● **To do**
Write out every line below that contains "value".

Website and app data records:
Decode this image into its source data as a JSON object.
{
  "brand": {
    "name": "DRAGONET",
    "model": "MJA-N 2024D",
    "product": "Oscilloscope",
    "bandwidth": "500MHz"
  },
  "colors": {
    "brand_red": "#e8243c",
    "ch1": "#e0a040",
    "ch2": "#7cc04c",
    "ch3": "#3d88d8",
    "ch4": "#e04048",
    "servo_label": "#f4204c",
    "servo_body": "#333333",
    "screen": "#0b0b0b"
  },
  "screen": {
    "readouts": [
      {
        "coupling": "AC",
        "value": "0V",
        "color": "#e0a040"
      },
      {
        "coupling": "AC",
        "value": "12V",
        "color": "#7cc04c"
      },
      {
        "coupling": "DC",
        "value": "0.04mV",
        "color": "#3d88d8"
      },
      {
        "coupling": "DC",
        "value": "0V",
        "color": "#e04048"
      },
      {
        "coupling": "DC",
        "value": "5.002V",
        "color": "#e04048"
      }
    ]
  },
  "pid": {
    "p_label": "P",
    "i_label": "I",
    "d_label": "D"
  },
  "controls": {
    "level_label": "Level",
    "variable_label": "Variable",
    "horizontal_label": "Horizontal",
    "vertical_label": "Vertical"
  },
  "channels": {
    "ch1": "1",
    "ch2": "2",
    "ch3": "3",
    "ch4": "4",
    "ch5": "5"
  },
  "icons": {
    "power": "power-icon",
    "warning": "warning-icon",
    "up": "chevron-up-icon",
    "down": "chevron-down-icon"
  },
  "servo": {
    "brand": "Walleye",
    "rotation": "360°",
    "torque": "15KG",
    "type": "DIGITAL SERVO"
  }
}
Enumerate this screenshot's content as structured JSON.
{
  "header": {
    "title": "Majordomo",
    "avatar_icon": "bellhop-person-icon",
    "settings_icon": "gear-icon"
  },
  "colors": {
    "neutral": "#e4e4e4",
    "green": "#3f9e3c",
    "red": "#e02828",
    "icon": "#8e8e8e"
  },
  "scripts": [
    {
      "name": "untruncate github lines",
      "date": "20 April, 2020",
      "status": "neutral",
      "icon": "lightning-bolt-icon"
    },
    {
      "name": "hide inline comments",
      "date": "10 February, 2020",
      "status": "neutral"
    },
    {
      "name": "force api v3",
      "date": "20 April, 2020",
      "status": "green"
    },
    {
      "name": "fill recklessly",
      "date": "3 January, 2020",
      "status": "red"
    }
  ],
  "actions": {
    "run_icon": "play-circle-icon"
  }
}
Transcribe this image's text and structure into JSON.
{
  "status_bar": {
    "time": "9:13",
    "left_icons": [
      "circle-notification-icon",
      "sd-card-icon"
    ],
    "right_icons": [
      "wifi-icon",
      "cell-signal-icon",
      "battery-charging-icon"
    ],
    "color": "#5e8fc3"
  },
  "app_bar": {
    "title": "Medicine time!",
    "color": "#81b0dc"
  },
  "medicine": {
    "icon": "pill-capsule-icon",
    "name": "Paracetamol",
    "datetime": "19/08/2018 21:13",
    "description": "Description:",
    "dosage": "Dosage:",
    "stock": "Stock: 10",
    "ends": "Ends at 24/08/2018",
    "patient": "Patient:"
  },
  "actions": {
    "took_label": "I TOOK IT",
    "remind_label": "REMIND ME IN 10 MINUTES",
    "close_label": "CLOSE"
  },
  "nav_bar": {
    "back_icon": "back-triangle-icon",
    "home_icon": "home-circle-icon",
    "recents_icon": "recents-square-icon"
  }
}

● **Your solution**
        "value": "0V",
        "value": "12V",
        "value": "0.04mV",
        "value": "0V",
        "value": "5.002V",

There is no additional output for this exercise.